Go through the material and copy each line that includes "Once".
______________________________
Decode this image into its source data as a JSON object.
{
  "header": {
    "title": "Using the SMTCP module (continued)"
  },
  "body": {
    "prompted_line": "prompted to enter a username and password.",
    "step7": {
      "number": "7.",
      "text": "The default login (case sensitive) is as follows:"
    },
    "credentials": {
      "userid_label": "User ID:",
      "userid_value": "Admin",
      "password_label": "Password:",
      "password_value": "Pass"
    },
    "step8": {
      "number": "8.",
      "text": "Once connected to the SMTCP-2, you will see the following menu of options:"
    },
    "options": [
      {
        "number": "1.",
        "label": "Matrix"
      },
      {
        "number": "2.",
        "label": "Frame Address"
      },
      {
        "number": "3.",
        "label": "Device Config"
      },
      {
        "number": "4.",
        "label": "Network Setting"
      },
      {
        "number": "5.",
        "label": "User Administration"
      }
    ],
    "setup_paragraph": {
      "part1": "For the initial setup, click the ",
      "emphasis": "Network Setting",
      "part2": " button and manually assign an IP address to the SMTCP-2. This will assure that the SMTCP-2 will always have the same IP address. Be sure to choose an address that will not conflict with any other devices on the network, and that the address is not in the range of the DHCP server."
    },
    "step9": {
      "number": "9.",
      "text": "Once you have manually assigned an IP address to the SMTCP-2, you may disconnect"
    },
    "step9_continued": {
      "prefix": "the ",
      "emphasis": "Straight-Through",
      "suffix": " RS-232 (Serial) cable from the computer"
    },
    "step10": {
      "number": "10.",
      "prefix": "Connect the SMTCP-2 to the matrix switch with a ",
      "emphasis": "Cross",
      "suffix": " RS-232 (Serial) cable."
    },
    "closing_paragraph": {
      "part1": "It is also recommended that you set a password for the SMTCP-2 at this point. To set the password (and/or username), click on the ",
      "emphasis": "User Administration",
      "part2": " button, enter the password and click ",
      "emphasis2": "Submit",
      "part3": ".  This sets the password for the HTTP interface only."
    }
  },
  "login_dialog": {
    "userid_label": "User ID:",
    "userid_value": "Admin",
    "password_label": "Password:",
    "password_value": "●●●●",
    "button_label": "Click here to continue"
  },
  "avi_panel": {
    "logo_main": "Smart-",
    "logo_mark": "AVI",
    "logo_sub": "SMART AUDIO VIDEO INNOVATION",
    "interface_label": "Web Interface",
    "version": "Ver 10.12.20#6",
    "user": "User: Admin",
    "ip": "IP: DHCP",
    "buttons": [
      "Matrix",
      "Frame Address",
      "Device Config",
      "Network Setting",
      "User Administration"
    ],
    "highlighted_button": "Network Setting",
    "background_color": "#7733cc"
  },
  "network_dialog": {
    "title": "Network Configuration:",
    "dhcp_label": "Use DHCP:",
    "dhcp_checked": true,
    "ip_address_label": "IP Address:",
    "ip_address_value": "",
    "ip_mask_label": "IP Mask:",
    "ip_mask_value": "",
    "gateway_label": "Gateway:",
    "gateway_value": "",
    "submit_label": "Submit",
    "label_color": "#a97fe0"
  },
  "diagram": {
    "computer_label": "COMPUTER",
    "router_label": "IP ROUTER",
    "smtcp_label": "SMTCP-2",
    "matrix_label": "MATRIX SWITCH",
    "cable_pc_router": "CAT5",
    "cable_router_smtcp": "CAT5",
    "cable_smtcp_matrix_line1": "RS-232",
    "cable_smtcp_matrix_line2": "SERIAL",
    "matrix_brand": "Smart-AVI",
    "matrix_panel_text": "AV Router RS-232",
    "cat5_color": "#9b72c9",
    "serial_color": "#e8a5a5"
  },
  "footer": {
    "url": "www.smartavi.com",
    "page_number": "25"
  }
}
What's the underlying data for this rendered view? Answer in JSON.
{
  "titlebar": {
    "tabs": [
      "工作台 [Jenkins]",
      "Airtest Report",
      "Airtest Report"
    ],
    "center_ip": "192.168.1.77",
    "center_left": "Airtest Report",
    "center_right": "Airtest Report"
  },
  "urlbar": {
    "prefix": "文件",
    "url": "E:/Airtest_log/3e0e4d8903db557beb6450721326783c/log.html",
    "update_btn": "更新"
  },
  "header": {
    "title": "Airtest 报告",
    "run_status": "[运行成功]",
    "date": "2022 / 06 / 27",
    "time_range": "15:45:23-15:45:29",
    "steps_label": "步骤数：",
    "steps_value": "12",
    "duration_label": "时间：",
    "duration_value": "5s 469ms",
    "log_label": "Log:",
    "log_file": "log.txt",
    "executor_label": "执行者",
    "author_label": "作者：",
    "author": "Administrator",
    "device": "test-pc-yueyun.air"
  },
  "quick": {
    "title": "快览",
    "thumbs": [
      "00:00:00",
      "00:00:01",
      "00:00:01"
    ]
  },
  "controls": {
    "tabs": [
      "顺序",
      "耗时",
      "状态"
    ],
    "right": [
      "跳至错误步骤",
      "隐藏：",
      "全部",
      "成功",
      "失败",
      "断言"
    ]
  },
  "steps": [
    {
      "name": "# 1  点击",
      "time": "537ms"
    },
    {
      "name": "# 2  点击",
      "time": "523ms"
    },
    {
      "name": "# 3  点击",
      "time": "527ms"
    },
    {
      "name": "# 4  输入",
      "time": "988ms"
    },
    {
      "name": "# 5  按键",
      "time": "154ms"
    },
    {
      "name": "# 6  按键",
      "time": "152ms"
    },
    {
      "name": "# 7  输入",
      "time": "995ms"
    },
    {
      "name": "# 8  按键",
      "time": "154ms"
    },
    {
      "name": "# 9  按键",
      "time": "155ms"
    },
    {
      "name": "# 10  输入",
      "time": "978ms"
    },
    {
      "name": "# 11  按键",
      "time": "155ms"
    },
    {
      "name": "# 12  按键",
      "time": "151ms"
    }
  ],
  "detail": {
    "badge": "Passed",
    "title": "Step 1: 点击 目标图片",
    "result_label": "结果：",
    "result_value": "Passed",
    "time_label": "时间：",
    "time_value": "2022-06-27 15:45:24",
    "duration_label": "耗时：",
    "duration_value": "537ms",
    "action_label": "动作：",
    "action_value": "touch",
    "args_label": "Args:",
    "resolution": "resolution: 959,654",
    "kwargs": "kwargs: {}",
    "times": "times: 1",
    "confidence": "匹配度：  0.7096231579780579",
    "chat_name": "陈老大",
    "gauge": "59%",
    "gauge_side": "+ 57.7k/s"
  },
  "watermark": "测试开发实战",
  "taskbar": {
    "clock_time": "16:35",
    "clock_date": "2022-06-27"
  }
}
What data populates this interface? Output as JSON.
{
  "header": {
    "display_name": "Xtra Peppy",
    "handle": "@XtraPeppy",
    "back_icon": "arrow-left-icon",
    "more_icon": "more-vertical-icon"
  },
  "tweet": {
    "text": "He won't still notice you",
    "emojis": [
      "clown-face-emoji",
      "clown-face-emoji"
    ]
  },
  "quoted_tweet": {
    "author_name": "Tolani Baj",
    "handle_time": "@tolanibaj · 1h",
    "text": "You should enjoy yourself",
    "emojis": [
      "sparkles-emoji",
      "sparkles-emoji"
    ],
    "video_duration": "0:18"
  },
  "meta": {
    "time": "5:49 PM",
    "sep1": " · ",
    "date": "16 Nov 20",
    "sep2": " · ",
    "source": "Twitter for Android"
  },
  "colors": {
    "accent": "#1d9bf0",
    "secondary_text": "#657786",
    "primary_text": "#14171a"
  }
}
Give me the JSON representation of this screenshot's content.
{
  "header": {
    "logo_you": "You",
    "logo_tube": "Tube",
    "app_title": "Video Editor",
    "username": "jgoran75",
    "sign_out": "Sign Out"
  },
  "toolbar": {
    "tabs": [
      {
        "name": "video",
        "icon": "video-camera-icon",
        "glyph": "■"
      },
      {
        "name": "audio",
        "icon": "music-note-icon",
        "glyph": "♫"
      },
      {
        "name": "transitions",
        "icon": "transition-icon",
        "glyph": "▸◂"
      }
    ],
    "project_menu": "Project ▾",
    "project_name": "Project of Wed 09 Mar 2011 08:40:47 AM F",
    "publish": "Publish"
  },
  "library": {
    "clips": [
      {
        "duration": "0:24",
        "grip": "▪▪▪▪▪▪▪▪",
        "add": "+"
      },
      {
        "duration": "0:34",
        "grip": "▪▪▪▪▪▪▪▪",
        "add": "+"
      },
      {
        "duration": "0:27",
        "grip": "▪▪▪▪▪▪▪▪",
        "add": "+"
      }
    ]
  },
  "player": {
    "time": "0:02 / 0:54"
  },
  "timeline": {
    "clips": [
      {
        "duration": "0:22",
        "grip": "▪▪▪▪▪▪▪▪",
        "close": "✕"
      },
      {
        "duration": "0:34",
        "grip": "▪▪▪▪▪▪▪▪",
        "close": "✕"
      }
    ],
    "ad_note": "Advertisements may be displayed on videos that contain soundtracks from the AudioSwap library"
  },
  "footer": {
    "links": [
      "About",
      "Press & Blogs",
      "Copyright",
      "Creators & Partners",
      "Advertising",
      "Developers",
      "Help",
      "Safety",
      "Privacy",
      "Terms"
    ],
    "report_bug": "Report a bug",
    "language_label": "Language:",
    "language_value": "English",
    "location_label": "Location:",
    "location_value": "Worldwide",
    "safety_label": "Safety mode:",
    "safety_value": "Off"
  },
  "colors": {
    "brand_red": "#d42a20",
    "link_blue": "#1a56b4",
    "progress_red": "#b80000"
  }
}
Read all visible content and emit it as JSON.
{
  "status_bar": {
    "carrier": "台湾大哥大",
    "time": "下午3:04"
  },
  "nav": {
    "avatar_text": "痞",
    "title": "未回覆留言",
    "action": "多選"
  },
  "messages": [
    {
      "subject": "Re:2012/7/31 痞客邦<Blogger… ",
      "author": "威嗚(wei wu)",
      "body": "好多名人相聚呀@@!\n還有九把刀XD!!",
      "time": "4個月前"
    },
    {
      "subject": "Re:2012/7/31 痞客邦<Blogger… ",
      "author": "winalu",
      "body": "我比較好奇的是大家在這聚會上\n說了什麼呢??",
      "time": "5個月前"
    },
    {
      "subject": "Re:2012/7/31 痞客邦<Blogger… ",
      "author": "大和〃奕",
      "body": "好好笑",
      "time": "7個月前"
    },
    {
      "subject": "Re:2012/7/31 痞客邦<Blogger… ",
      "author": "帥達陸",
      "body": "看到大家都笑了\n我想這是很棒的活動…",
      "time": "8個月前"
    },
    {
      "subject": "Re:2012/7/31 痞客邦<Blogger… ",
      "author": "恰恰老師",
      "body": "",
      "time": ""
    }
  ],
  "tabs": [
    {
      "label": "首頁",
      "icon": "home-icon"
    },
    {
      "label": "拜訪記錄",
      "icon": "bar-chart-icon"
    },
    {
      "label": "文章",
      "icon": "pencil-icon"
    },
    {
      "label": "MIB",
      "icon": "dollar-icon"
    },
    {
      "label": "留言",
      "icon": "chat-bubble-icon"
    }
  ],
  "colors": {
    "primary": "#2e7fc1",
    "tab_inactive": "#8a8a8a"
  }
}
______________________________
ANSWER BOX:
      "text": "Once connected to the SMTCP-2, you will see the following menu of options:"
      "text": "Once you have manually assigned an IP address to the SMTCP-2, you may disconnect"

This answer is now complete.